He seems to alternate between wild improvisation, allowing black lines, thick and thin, to wander around and off the edge of the panel, and deliberate pattern-making with circles and other shapes that require a very steady hand; another product of those thousands of hours of practice.
Toro often works from photographs and may start with a few pencil lines on the panel to establish the perspective and proportion of his subject. But his color palette for each painting is improvised. One color calls for the next, he explains. Though intuitive in nature, that, too, is a skill acquired through thousands of hours of practice.
This notion of the 20,000 to 30,000 hours needed for artists to develop their unique style is Toro’s expansion of Malcolm Gladwell’s “Outliers” theme. Gladwell’s research revealed that the stars in any field, from athletes to scientists, have typically invested 10,000 hours or more to achieve their expertise. Toro asserts the bar is higher for artists, which is why his advice to emerging artists is always, “Be prolific.”
Toro believes an artist’s evolution doesn’t stop after 30,000 hours; in fact it never stops. An experimental process may lead to ideas for new subject; a new subject for a series may call for experiments in new processes. So this is where Toro is today, but check back in five years and see where evolution has taken him. Right now he’s contemplating a new series of paintings for a summer exhibit in San Diego.
Toro is delighted to be working with the Utah Arts Alliance as a board member and to be able to help the Urban Arts Gallery redefine their mission. His show is the first solo show the gallery has offered thus far.
Jimmi Toro’s work is on exhibit at Urban Arts Gallery through April 6.

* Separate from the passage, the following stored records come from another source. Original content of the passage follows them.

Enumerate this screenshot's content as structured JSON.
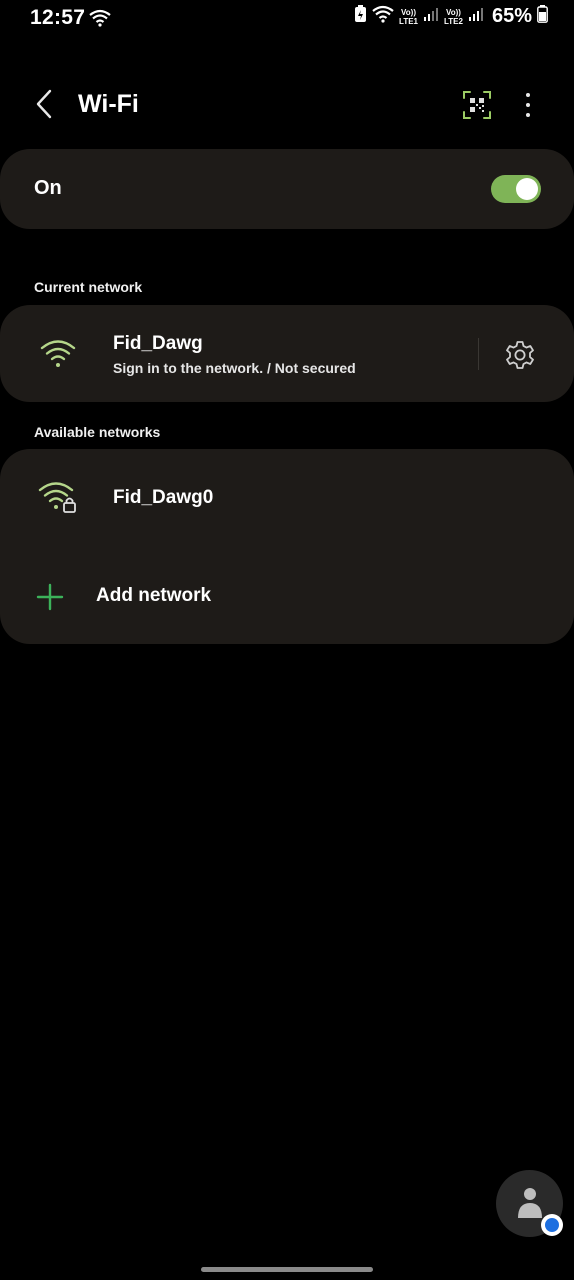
{
  "status_bar": {
    "time": "12:57",
    "sim1_top": "Vo))",
    "sim1_bottom": "LTE1",
    "sim2_top": "Vo))",
    "sim2_bottom": "LTE2",
    "battery_percent": "65%"
  },
  "header": {
    "title": "Wi-Fi",
    "back_icon": "chevron-left-icon",
    "qr_icon": "qr-scan-icon",
    "more_icon": "more-vertical-icon"
  },
  "wifi_toggle": {
    "label": "On",
    "state": true
  },
  "current_network": {
    "section_title": "Current network",
    "name": "Fid_Dawg",
    "status": "Sign in to the network. / Not secured",
    "settings_icon": "gear-icon"
  },
  "available_networks": {
    "section_title": "Available networks",
    "items": [
      {
        "name": "Fid_Dawg0",
        "icon": "wifi-locked-icon"
      }
    ],
    "add_network_label": "Add network"
  },
  "colors": {
    "accent_green": "#8bc34a",
    "card_bg": "#1e1b18",
    "wifi_icon": "#b5d68a",
    "switch_track": "#7fb457"
  }
}
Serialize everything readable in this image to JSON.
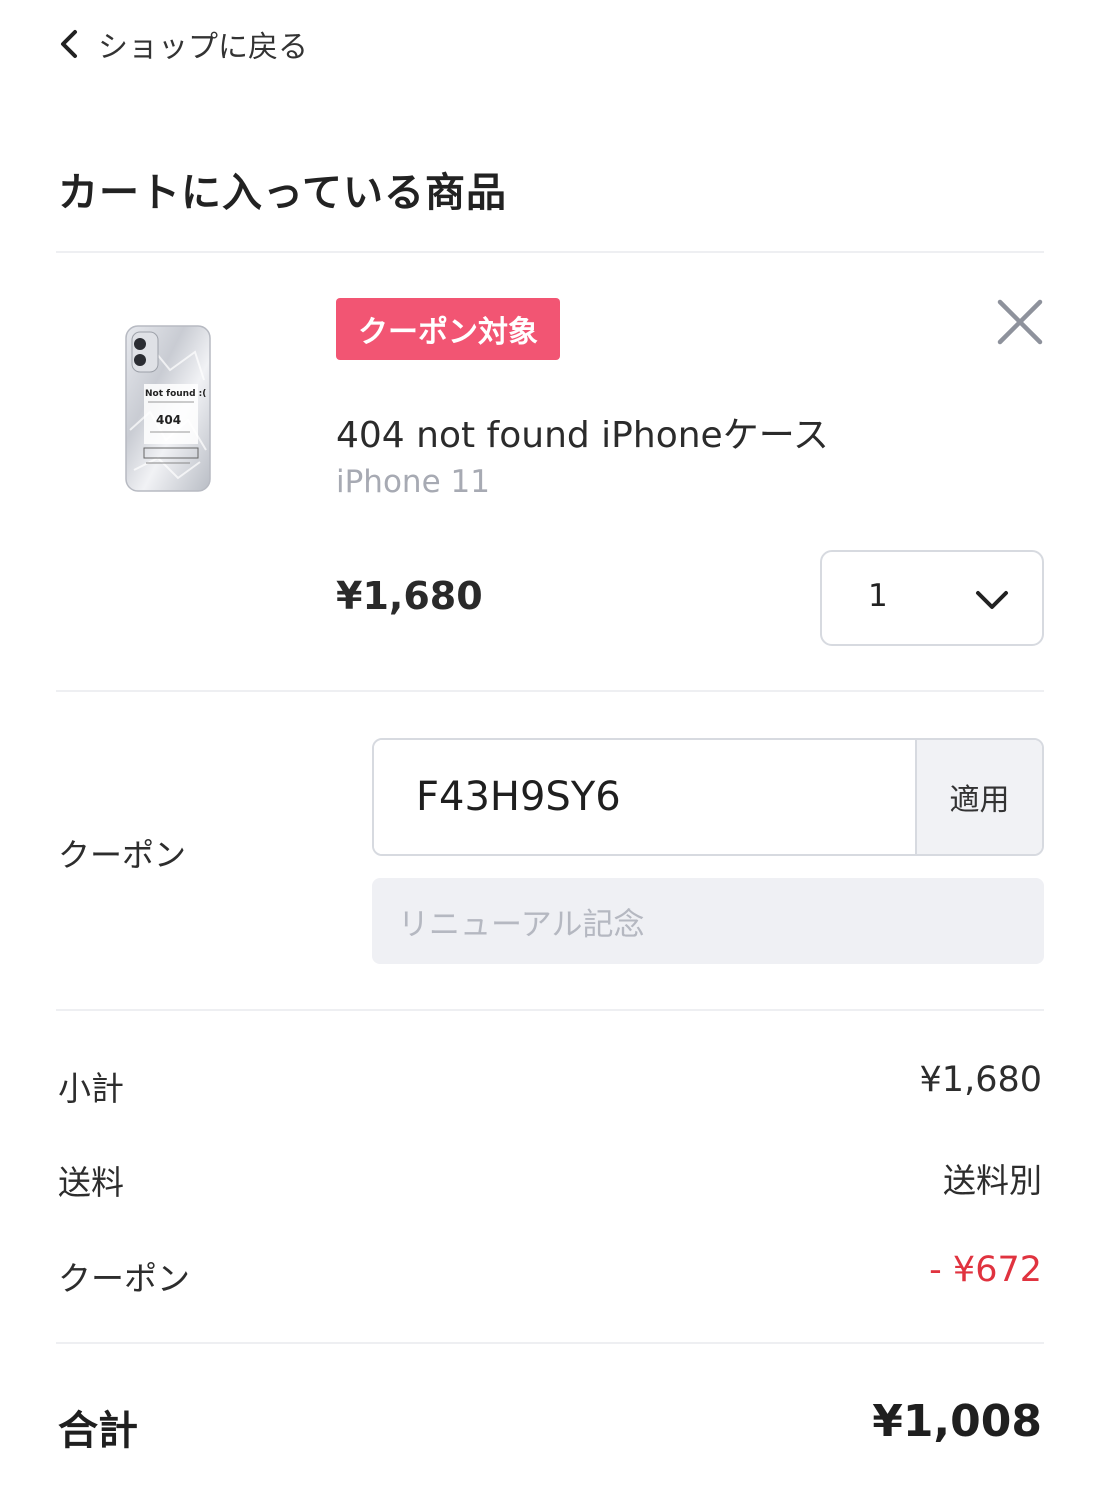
{
  "nav": {
    "back_label": "ショップに戻る"
  },
  "cart": {
    "title": "カートに入っている商品",
    "item": {
      "badge": "クーポン対象",
      "name": "404 not found iPhoneケース",
      "variant": "iPhone 11",
      "price": "¥1,680",
      "quantity": "1",
      "case_print": {
        "heading": "Not found :(",
        "code": "404"
      }
    }
  },
  "coupon": {
    "label": "クーポン",
    "code": "F43H9SY6",
    "apply_label": "適用",
    "description": "リニューアル記念"
  },
  "summary": {
    "subtotal_label": "小計",
    "subtotal_value": "¥1,680",
    "shipping_label": "送料",
    "shipping_value": "送料別",
    "coupon_label": "クーポン",
    "coupon_value": "- ¥672",
    "total_label": "合計",
    "total_value": "¥1,008"
  },
  "colors": {
    "badge": "#f25573",
    "discount": "#e0333f",
    "muted": "#a7aab3"
  },
  "icons": [
    "chevron-left-icon",
    "close-icon",
    "chevron-down-icon"
  ]
}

Sue Martin holds an M.A. in Theatre and has worked in public relations. As an artist, she works in watercolor, oil, and acrylic to capture Utah landscapes or the beauty of everyday objects in still life.